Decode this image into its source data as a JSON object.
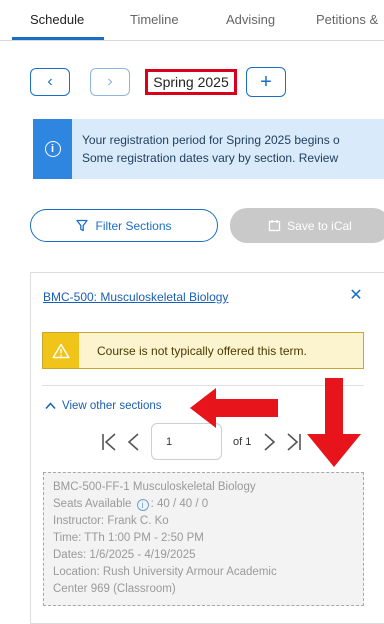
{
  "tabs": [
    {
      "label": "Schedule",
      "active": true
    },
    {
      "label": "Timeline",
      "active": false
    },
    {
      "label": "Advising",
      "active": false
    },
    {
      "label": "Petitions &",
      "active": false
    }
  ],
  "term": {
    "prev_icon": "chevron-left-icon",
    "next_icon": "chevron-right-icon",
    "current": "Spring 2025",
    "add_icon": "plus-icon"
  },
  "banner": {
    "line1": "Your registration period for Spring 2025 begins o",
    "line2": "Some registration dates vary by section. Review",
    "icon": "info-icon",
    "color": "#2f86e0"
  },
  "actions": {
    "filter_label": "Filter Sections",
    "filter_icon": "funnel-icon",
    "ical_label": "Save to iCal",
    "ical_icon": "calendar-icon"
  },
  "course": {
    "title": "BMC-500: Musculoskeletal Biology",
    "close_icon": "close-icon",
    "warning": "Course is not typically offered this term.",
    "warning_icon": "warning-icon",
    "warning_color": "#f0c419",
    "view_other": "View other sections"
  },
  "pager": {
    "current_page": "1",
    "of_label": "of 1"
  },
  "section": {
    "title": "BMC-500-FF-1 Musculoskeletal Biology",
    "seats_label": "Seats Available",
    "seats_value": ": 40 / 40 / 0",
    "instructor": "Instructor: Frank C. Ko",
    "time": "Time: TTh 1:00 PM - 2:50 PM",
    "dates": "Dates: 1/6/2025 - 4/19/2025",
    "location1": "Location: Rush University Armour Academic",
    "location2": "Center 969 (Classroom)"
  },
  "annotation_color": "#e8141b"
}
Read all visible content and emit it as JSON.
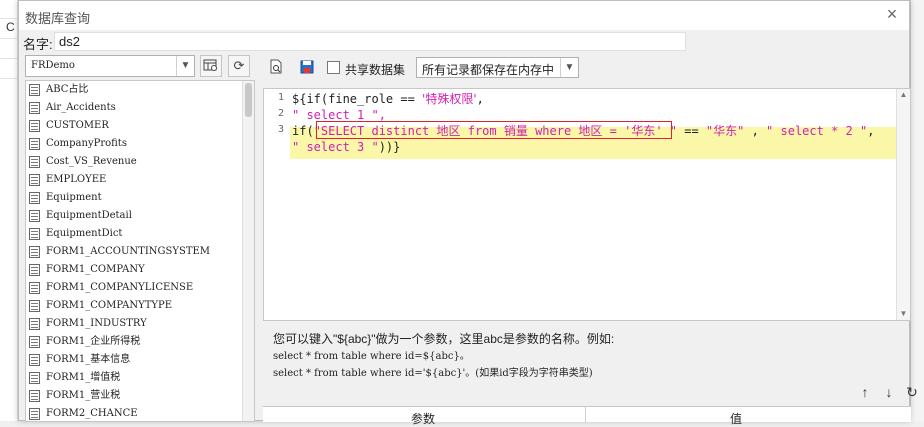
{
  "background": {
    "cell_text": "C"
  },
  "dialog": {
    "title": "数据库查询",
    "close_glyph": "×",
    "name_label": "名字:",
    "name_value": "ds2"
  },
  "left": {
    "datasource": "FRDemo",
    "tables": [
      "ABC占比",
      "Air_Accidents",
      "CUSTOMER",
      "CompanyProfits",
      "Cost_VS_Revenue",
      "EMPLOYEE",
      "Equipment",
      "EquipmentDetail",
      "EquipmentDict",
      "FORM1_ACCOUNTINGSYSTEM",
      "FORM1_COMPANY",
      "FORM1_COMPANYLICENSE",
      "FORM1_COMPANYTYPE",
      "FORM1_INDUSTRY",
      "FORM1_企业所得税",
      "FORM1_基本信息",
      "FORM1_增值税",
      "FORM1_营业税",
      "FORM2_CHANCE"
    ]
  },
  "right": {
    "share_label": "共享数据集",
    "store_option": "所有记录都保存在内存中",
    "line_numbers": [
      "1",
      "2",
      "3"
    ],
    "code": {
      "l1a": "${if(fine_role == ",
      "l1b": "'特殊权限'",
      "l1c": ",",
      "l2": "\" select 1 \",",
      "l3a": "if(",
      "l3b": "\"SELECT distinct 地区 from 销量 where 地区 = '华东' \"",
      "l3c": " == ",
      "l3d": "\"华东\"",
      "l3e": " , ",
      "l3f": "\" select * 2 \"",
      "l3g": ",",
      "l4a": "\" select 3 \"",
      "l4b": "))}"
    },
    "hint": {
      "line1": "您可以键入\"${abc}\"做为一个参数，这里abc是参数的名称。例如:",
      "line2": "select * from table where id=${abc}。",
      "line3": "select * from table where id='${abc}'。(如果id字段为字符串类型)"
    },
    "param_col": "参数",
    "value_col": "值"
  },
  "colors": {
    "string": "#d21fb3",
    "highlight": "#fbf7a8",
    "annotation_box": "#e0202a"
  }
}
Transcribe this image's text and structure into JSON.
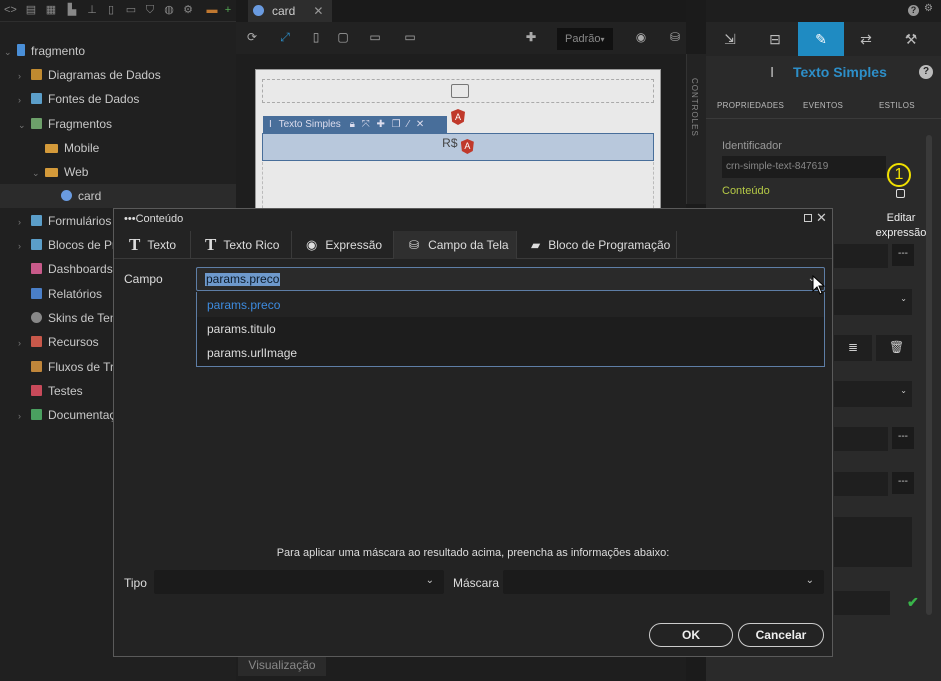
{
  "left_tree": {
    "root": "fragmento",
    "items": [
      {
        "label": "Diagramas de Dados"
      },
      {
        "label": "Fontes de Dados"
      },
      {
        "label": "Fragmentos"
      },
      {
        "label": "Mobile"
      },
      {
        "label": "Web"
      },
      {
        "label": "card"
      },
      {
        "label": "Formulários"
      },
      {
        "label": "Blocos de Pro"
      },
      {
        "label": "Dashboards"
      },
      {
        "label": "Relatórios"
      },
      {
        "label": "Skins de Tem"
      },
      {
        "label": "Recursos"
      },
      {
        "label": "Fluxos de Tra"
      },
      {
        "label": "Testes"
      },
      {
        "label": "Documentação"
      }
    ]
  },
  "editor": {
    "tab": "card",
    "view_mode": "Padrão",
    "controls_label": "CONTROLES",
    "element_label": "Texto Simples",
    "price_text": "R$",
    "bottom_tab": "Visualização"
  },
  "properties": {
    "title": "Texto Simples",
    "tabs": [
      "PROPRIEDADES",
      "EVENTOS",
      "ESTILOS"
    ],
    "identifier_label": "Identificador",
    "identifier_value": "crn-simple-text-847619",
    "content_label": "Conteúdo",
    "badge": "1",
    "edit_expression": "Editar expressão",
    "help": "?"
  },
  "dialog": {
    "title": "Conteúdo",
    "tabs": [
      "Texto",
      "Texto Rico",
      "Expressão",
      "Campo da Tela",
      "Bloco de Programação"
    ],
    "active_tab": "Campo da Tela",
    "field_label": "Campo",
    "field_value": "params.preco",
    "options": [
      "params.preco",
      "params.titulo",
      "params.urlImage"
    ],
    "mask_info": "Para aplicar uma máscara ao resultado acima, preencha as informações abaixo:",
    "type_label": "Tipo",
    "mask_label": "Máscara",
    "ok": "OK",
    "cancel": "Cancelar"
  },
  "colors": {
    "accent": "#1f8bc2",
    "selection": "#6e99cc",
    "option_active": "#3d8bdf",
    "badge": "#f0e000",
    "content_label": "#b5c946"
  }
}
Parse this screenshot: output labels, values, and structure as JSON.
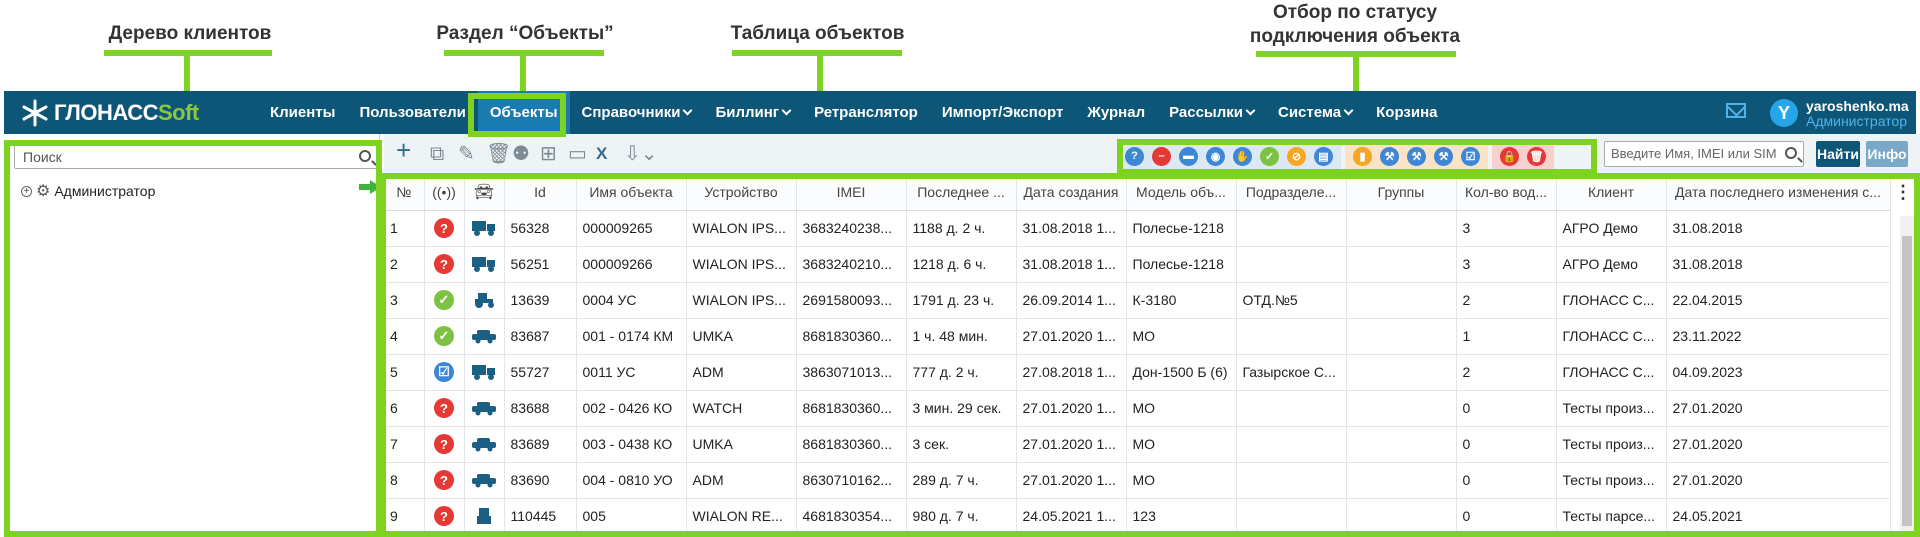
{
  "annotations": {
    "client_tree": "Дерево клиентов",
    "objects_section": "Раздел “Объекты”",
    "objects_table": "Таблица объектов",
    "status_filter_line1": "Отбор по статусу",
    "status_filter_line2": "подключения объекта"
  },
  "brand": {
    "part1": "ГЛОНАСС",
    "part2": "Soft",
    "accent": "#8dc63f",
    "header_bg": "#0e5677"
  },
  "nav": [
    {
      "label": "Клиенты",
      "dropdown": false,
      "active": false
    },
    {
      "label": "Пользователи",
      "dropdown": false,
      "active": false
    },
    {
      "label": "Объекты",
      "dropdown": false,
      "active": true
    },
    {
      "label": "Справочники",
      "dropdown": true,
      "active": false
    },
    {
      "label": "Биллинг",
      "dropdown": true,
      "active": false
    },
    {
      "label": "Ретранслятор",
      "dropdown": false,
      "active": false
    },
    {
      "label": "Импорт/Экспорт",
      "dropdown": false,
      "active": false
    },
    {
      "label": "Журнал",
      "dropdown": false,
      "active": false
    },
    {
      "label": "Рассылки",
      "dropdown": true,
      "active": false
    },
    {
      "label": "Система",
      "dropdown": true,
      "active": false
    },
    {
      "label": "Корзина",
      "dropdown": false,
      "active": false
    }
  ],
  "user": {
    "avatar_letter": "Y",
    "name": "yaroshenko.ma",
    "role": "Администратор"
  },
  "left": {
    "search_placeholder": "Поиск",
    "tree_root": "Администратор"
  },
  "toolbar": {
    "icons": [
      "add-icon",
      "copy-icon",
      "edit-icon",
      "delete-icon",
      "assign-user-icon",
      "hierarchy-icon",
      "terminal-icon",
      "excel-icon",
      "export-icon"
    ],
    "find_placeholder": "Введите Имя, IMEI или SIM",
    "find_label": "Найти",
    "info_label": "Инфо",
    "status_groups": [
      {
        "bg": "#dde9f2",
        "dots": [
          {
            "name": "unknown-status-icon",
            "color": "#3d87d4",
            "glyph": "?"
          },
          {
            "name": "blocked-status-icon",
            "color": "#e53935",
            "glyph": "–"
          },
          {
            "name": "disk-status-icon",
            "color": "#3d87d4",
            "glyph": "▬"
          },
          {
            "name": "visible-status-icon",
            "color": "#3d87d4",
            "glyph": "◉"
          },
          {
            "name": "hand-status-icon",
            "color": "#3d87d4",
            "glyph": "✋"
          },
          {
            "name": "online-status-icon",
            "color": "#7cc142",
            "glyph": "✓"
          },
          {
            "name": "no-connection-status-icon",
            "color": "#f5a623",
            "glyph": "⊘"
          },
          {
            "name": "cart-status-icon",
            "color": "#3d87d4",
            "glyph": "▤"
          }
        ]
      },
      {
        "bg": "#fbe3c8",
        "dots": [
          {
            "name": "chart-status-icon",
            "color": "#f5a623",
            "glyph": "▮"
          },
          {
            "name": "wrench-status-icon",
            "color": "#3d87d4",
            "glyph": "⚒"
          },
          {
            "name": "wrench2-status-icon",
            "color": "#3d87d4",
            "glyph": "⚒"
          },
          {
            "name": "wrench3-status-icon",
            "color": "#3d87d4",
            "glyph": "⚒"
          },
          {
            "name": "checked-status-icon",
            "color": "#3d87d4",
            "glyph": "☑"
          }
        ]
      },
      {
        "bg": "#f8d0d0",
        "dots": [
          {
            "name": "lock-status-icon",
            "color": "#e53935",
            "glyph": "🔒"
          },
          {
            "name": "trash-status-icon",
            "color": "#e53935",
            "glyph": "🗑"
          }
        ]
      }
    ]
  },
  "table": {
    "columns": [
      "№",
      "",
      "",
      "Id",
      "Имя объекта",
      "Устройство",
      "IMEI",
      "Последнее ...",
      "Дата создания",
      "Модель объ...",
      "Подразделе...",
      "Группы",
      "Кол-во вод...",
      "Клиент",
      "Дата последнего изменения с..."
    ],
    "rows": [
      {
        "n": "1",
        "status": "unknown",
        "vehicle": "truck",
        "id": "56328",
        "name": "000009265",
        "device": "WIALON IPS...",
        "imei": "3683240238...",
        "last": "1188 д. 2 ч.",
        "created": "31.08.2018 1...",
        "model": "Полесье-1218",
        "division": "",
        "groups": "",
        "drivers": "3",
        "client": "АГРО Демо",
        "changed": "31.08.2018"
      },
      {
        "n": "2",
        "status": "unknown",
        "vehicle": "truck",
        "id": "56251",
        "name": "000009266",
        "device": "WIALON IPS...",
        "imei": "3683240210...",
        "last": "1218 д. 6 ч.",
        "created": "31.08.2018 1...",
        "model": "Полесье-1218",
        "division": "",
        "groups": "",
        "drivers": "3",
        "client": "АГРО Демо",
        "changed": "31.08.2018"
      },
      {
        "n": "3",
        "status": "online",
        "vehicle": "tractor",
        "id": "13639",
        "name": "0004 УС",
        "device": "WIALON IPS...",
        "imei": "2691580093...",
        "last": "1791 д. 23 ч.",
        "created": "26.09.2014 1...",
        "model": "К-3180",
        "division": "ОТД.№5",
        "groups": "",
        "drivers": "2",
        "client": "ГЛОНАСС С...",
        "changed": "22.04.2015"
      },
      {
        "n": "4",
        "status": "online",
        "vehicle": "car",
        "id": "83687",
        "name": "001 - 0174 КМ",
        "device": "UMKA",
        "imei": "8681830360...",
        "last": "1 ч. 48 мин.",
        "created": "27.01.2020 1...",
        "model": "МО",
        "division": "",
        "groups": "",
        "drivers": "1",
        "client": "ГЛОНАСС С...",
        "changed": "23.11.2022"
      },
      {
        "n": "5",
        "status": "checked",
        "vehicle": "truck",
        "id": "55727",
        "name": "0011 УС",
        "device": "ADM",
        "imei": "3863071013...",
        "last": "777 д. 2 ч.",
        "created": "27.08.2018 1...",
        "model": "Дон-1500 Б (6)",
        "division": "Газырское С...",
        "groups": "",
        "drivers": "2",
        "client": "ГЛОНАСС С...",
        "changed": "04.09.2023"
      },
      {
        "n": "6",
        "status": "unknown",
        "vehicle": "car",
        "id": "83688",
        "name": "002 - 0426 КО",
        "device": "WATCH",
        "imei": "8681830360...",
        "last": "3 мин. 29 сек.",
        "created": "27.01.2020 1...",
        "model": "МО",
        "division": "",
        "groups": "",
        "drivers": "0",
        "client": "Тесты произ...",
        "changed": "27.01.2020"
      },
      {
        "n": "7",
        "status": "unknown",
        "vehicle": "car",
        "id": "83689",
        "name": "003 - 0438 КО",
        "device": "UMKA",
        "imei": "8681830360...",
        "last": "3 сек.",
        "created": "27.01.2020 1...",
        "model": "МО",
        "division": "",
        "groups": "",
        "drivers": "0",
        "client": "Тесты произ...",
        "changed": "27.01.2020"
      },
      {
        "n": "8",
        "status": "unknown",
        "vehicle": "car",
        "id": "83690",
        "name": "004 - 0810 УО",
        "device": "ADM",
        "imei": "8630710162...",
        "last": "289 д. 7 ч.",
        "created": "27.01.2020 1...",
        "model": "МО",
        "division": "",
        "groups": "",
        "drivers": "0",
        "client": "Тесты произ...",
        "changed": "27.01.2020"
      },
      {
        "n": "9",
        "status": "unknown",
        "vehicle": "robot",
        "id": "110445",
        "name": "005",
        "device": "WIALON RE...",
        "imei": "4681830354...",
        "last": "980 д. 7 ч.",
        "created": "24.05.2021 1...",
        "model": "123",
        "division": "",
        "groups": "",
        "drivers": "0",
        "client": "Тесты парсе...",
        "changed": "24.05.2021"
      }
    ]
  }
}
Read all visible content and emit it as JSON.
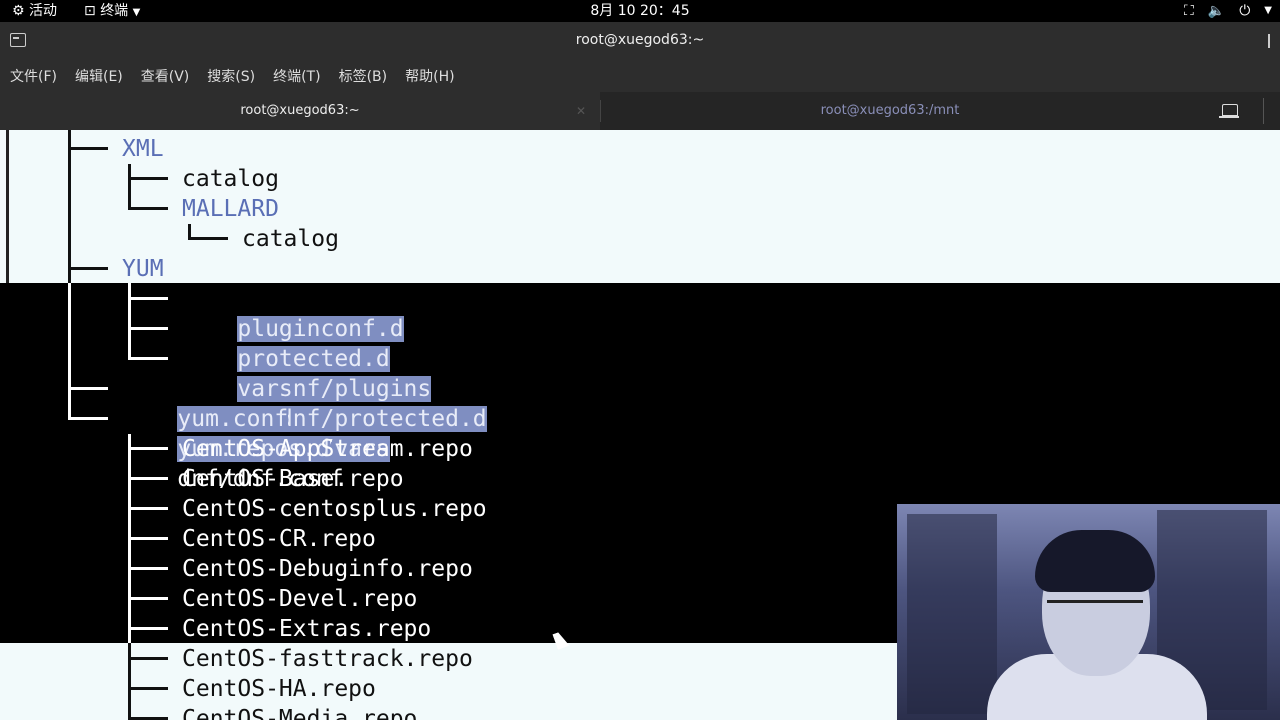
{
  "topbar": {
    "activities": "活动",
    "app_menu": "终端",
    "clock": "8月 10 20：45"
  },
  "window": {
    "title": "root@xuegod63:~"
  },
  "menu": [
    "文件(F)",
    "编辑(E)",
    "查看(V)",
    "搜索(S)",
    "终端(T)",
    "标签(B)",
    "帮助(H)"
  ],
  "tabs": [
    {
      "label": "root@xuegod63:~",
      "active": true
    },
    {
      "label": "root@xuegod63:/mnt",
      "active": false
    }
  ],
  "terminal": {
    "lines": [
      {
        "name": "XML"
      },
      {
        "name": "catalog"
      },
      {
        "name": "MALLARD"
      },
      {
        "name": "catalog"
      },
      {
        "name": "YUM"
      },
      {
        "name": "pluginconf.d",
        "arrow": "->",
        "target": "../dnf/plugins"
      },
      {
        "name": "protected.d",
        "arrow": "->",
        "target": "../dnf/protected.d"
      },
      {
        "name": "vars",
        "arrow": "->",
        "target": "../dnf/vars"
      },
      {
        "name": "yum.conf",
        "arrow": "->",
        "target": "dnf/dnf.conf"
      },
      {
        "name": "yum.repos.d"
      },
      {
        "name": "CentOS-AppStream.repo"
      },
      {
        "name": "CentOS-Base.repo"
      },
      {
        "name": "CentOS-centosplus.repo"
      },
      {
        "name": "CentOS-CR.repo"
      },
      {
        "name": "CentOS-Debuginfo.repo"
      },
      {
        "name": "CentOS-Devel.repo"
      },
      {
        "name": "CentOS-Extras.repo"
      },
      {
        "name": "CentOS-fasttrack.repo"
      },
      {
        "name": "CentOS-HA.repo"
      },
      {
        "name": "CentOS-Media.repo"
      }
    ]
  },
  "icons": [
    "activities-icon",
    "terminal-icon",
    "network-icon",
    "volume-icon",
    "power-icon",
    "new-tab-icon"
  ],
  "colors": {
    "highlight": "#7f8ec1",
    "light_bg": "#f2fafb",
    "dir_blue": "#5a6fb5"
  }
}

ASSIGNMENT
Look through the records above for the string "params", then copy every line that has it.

SOLUTION TO THIS PROBLEM
    "field_value": "params.preco",
      "params.preco",
      "params.titulo",
      "params.urlImage"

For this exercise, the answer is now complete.